"Cyberattacks on your PC -- they can steal information and they can steal money, but they don’t cause physical damage, whereas cyberattacks in a UAV or a car can cause physical damage and we really don’t want to open that can of worms," the website quoted Kathleen Fisher, the previous program manager of the DARPA project as saying.
The initiative, which launched in 2012, is called High-Assurance Cyber Military Systems. In addition to Boeing, National ICT Australia, Rockwell Collins and Computer science firm Galois are involved in the project.
Fisher said that the worst case scenario would be having an adversary (a terrorist organization) take command of a weaponized UAV and direct it to fire on a friendly target.
Or potentially even worse, the bad actor substitutes surveillance video showing U.S. allied forces with video showing ISIL activity so the decision-maker on base unknowingly fires at the allies.
Right now, defense industry programmers are rewriting software on the helicopter drone to encapsulate its communications computer. That way, no outsiders can steer the unmanned aerial vehicle to strike, say, civilians, or tamper with surveillance video to mask adversary targets.
"Boeing is on track to replace all the code on the vehicle by the end" of the program, Launchbury said, which lasts for 4.5 years. This particular Little Bird does not carry any weapons systems, he said.
The software will isolate all communications between the ground station and the aircraft from the outside world, according to program participants.
"Its main purpose is to rewrite and secure the mission computer on board the Little Bird," Launchbury said.

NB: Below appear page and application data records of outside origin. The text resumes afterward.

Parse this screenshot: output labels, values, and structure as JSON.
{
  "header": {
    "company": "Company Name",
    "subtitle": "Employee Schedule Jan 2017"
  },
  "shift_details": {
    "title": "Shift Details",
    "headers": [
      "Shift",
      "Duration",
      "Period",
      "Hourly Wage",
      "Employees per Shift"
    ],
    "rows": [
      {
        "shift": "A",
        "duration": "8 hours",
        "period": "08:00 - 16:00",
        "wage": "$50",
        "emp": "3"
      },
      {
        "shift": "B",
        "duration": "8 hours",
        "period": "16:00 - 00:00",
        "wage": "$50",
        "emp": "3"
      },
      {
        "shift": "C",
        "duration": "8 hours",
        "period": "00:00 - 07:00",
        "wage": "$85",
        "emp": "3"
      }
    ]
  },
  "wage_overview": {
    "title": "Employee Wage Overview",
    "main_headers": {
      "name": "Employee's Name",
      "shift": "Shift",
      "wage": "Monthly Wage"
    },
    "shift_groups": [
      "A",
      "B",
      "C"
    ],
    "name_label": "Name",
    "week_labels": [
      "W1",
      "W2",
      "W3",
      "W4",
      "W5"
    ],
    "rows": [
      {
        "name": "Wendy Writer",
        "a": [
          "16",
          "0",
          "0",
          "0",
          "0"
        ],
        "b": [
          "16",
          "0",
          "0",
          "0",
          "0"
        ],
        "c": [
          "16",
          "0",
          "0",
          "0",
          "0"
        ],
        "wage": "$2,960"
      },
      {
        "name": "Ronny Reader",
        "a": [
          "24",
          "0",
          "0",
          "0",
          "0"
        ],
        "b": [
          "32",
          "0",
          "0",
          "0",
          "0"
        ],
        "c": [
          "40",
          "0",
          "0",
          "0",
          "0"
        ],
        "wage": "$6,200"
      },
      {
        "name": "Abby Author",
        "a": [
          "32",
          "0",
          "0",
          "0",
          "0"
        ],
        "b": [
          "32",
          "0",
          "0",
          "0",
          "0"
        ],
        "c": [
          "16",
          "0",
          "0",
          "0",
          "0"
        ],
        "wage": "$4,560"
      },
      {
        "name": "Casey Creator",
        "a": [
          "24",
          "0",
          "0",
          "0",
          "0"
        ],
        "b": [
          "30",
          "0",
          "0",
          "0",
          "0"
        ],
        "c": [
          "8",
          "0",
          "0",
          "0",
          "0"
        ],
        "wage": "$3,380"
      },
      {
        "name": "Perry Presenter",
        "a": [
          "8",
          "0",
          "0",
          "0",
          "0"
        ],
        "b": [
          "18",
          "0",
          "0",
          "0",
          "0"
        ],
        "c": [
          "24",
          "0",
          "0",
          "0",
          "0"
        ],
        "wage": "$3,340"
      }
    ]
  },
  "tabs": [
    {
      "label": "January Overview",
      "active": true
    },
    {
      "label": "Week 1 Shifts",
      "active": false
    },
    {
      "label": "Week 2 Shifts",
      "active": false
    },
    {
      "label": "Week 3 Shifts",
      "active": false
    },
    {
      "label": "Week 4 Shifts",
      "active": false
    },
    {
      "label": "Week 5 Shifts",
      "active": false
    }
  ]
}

"We’ve developed a new programming language that is provably free from those vulnerabilities,” he said. “The approach is to transition the programming language we’ve developed, called Ivory, to Boeing so that they can rewrite their systems,” Lee Pike, Galois research lead for cyber-physical systems. He facilitated the hacker-proof mini-drone flight in 2014.